A new study has found that barn dairy’s carbon footprint is bigger than pasture-based dairy’s.
Crops 2014 speaker Rory Roten, of Lincoln Agritech, told Rural News “there’s plenty of technology out there, inexpensive or expensive, to prevent [drift].”
He gave two presentations at the Crops 2014 field day outlining some of those, but the most common mistake is to drive too fast, he says. “I wouldn’t go faster than 10km/h but I’m not a farmer,” he told one of his audiences, acknowledging there is a need to get sprays on in a timely manner.
When spraying, keeping going even though the wind has increased to exceed what’s acceptable is another common reason for problems, as is having the boom too high over the target.
The advent of GPS guidance on sprayers means relatively old solutions, like droplegs that put spray into the crop canopy, or hoods to keep spray off crops but on weeds growing between rows, have renewed potential, he added.
A drift study by Lincoln Agritech found various drift reduction technologies (DRTs) cut spray reaching 2-20m downwind of the target area by 34-60% compared to standard 110o, 03-sized nozzles. However, “most alarmingly”, air-assisted booms increased drift with 63-81% more spray deposited 10-40m away.
Simply changing standard nozzles for ones designed to reduce drift, such as air induction nozzles, is “one of the cheapest options,” Roten told the field day crowd.
Such nozzles substantially reduce the number of very fine, drift-prone drops a sprayer produces, he explained, and it is that more uniform droplet size distribution, rather than the claimed creation of larger drops with bubbles in them, that reduces the drift, he suggested.

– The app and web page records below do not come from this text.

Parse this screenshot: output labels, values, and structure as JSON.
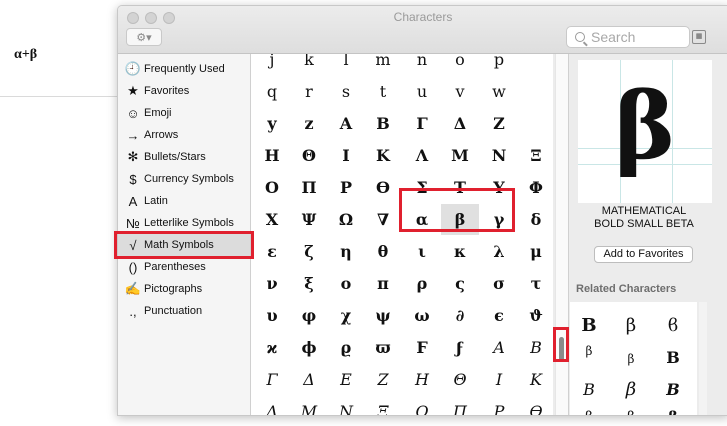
{
  "document": {
    "text": "α+β"
  },
  "window": {
    "title": "Characters",
    "search_placeholder": "Search",
    "gear_label": "⚙▾",
    "grid_label": "▦"
  },
  "categories": [
    {
      "icon": "🕘",
      "label": "Frequently Used"
    },
    {
      "icon": "★",
      "label": "Favorites"
    },
    {
      "icon": "☺",
      "label": "Emoji"
    },
    {
      "icon": "→",
      "label": "Arrows"
    },
    {
      "icon": "✻",
      "label": "Bullets/Stars"
    },
    {
      "icon": "$",
      "label": "Currency Symbols"
    },
    {
      "icon": "A",
      "label": "Latin"
    },
    {
      "icon": "№",
      "label": "Letterlike Symbols"
    },
    {
      "icon": "√",
      "label": "Math Symbols"
    },
    {
      "icon": "()",
      "label": "Parentheses"
    },
    {
      "icon": "✍",
      "label": "Pictographs"
    },
    {
      "icon": ".,",
      "label": "Punctuation"
    }
  ],
  "selected_category": "Math Symbols",
  "grid": [
    [
      "j",
      "k",
      "l",
      "m",
      "n",
      "o",
      "p"
    ],
    [
      "q",
      "r",
      "s",
      "t",
      "u",
      "v",
      "w"
    ],
    [
      "y",
      "z",
      "A",
      "B",
      "Γ",
      "Δ",
      "Z"
    ],
    [
      "H",
      "Θ",
      "I",
      "K",
      "Λ",
      "M",
      "N",
      "Ξ"
    ],
    [
      "O",
      "Π",
      "P",
      "ϴ",
      "Σ",
      "T",
      "Υ",
      "Φ"
    ],
    [
      "X",
      "Ψ",
      "Ω",
      "∇",
      "α",
      "β",
      "γ",
      "δ"
    ],
    [
      "ε",
      "ζ",
      "η",
      "θ",
      "ι",
      "κ",
      "λ",
      "μ"
    ],
    [
      "ν",
      "ξ",
      "ο",
      "π",
      "ρ",
      "ς",
      "σ",
      "τ"
    ],
    [
      "υ",
      "φ",
      "χ",
      "ψ",
      "ω",
      "∂",
      "ϵ",
      "ϑ"
    ],
    [
      "ϰ",
      "ϕ",
      "ϱ",
      "ϖ",
      "Ϝ",
      "ϝ",
      "A",
      "B"
    ],
    [
      "Γ",
      "Δ",
      "E",
      "Z",
      "H",
      "Θ",
      "I",
      "K"
    ],
    [
      "Λ",
      "M",
      "N",
      "Ξ",
      "O",
      "Π",
      "P",
      "ϴ"
    ]
  ],
  "selected_char": "β",
  "preview": {
    "glyph": "β",
    "name_line1": "MATHEMATICAL",
    "name_line2": "BOLD SMALL BETA",
    "add_favorites": "Add to Favorites"
  },
  "related": {
    "header": "Related Characters",
    "items": [
      "B",
      "β",
      "ϐ",
      "β",
      "β",
      "B",
      "B",
      "β",
      "B",
      "β",
      "β",
      "β"
    ]
  }
}
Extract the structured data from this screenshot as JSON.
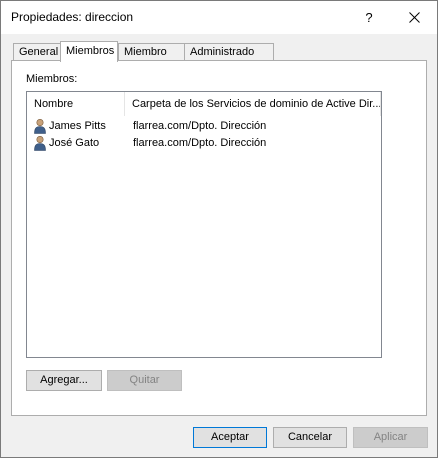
{
  "window": {
    "title": "Propiedades: direccion",
    "help_label": "?"
  },
  "tabs": [
    {
      "label": "General"
    },
    {
      "label": "Miembros",
      "active": true
    },
    {
      "label": "Miembro de"
    },
    {
      "label": "Administrado por"
    }
  ],
  "members": {
    "label": "Miembros:",
    "columns": [
      "Nombre",
      "Carpeta de los Servicios de dominio de Active Dir..."
    ],
    "rows": [
      {
        "name": "James Pitts",
        "folder": "flarrea.com/Dpto. Dirección",
        "icon": "user-icon"
      },
      {
        "name": "José Gato",
        "folder": "flarrea.com/Dpto. Dirección",
        "icon": "user-icon"
      }
    ],
    "add_label": "Agregar...",
    "remove_label": "Quitar"
  },
  "footer": {
    "ok_label": "Aceptar",
    "cancel_label": "Cancelar",
    "apply_label": "Aplicar"
  }
}
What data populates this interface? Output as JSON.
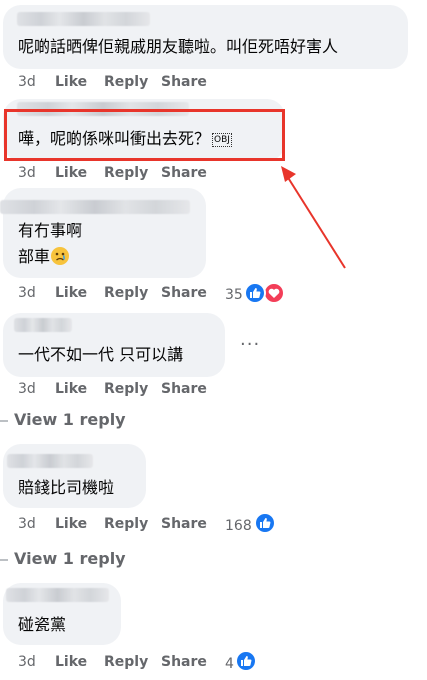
{
  "colors": {
    "bubble": "#f0f2f5",
    "meta": "#65676b",
    "like": "#1877f2",
    "love": "#f33e58",
    "highlight": "#e8352b"
  },
  "comments": [
    {
      "text": "呢啲話晒俾佢親戚朋友聽啦。叫佢死唔好害人",
      "time": "3d",
      "like": "Like",
      "reply": "Reply",
      "share": "Share"
    },
    {
      "text": "嘩，呢啲係咪叫衝出去死？",
      "badge": "OBJ",
      "time": "3d",
      "like": "Like",
      "reply": "Reply",
      "share": "Share"
    },
    {
      "line1": "有冇事啊",
      "line2": "部車",
      "emoji": "sad-face-emoji",
      "time": "3d",
      "like": "Like",
      "reply": "Reply",
      "share": "Share",
      "count": "35"
    },
    {
      "text": "一代不如一代 只可以講",
      "more": "···",
      "time": "3d",
      "like": "Like",
      "reply": "Reply",
      "share": "Share"
    },
    {
      "text": "賠錢比司機啦",
      "time": "3d",
      "like": "Like",
      "reply": "Reply",
      "share": "Share",
      "count": "168"
    },
    {
      "text": "碰瓷黨",
      "time": "3d",
      "like": "Like",
      "reply": "Reply",
      "share": "Share",
      "count": "4"
    }
  ],
  "view_reply_1": "View 1 reply",
  "view_reply_2": "View 1 reply"
}
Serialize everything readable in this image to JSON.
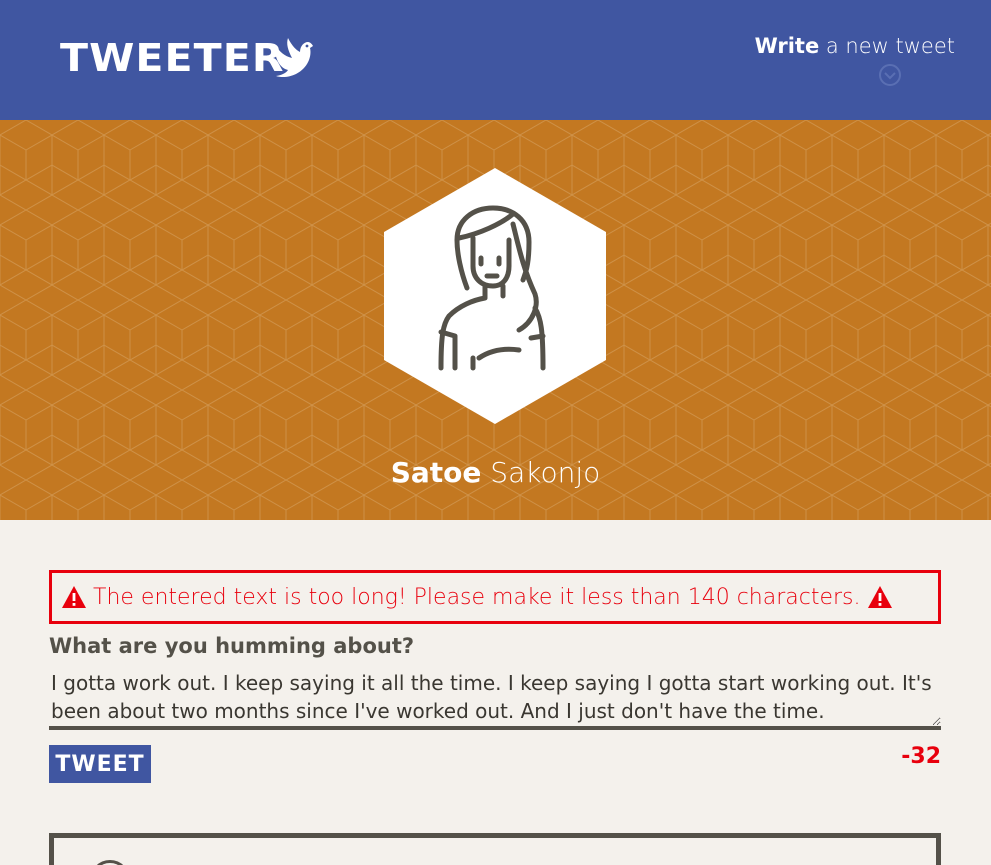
{
  "nav": {
    "logo_text": "TWEETER",
    "compose_bold": "Write",
    "compose_rest": " a new tweet",
    "compose_icon": "chevron-down-icon"
  },
  "profile": {
    "first_name": "Satoe",
    "last_name": " Sakonjo",
    "avatar_icon": "woman-avatar-icon"
  },
  "composer": {
    "error_message": "The entered text is too long! Please make it less than 140 characters.",
    "label": "What are you humming about?",
    "text": "I gotta work out. I keep saying it all the time. I keep saying I gotta start working out. It's been about two months since I've worked out. And I just don't have the time.",
    "button_label": "TWEET",
    "counter": "-32"
  },
  "colors": {
    "nav_bg": "#4056a1",
    "header_bg": "#c37821",
    "page_bg": "#f4f1ec",
    "error": "#e8000d",
    "text": "#545149"
  }
}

Excessive pressure through any nozzle is likely to increase fine droplets, hence drift, so should be avoided, and adjuvant effects on spray quality should also be considered. “If you can cut the fines, you are automatically going to cut drift.”